A heady air of liberation swept Kabul. The Taliban had retreated overnight to their heartland in the south. Some women threw off the heavy burqa, men queued to shave their beards, music was played, people danced as the city celebrated.
Over the following months, al-Qaida and the Taliban were relentlessly hunted and bombed. They were weakened to the verge of defeat, but it took 10 years to find and kill bin Laden and the decision to refocus on Iraq gave the Taliban and its sponsors across the border in Pakistan time to regroup.
I've returned to Afghanistan many times since. I've embedded with American and NATO forces dozens of times, met the brigadiers and generals, seen the battles up close and met the people who once again became victims of a war not of their own choosing and that many simply never understood. Talking to a group of elderly gentlemen on one military embed in Helmand Province, I was asked, quite innocently, if the foreign soldiers battling in their fields were Soviet troops. It was 2009, 20 years since the Russians had withdrawn.
I heard the mantra of counterinsurgency strategy, the theory of "armed social work," the strategy of ink-blot safe zones and met the civilian advisers building schools, clinics and playgrounds to win hearts and minds.
Almost 20 years since Sept. 11, almost two decades since we witnessed the euphoria and hope of the fall of Kabul, American and NATO troops are leaving. It is an unconditional withdrawal from a battle the U.S. chargé d'affaires here admits became unwinnable. The Taliban are stronger, more assertive and control or contest more territory than at any time since that November morning.
The mood is bleak and many are fearful the Taliban will march on Kabul once more. The militants are on the offensive and there are regularly more than a hundred daily attacks across the country and targeted assassinations have created a climate of fear.
Despite the many mistakes and missed opportunities, there have been some astonishing gains here, especially for women and girls, and amidst the anxiety there is still ambition and hope.
They have been uneven; corruption is widespread and despite the billions of dollars spent here, poverty is rife.

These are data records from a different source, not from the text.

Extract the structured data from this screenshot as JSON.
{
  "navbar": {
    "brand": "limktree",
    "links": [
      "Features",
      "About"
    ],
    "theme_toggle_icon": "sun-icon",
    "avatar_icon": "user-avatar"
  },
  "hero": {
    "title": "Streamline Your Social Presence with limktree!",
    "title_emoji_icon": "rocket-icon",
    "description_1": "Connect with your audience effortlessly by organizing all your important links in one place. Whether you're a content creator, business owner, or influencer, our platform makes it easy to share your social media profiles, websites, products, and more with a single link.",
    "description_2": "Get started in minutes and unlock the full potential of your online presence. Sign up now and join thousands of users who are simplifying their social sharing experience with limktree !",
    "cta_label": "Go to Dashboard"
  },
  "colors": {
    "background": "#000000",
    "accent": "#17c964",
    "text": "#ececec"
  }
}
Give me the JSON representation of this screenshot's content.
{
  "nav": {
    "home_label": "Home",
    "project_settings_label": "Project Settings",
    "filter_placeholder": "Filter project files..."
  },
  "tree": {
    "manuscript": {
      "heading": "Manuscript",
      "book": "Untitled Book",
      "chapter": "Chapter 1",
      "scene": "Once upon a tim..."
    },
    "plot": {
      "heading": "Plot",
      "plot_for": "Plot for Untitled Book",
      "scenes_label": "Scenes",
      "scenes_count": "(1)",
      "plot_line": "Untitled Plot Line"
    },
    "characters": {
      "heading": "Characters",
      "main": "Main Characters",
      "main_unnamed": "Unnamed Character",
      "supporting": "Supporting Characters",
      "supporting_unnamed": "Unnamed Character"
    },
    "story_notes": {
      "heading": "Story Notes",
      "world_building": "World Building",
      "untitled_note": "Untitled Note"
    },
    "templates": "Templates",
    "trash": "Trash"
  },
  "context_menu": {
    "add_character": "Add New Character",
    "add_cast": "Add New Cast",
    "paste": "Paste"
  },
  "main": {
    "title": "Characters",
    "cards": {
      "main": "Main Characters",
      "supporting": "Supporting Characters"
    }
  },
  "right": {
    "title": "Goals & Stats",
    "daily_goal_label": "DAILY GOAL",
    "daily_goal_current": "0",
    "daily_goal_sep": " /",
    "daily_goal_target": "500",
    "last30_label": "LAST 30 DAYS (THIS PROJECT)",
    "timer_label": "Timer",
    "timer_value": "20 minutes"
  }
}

Yet, the lives of many have been transformed, especially the young -- perhaps to the point where there is no going back.
We spent time at a girls high school in Kabul where the students are full of grand plans for their futures and for their country. I met four teenagers who variously wanted to be an engineer, a doctor, a journalist or an international businesswoman. I asked them if their mothers had gone to school. Not one said "yes." That is how much parts of the country have radically changed in just 20 years.
But America and other NATO forces have been the guarantors of this progress; they have underwritten the ambition and hope. And as they leave, the fear of the return of the Taliban, of the old warlords who are already regrouping and of more conflict, is everywhere.
The Taliban has succeeded through support from Pakistan and others but also through a unity of purpose, through absolute conviction, and a readiness to die for their cause.
To prevent history repeating, it will need a similar solidarity and drive from a government the people can believe in, its troops and the people who have known nothing but four decades of war.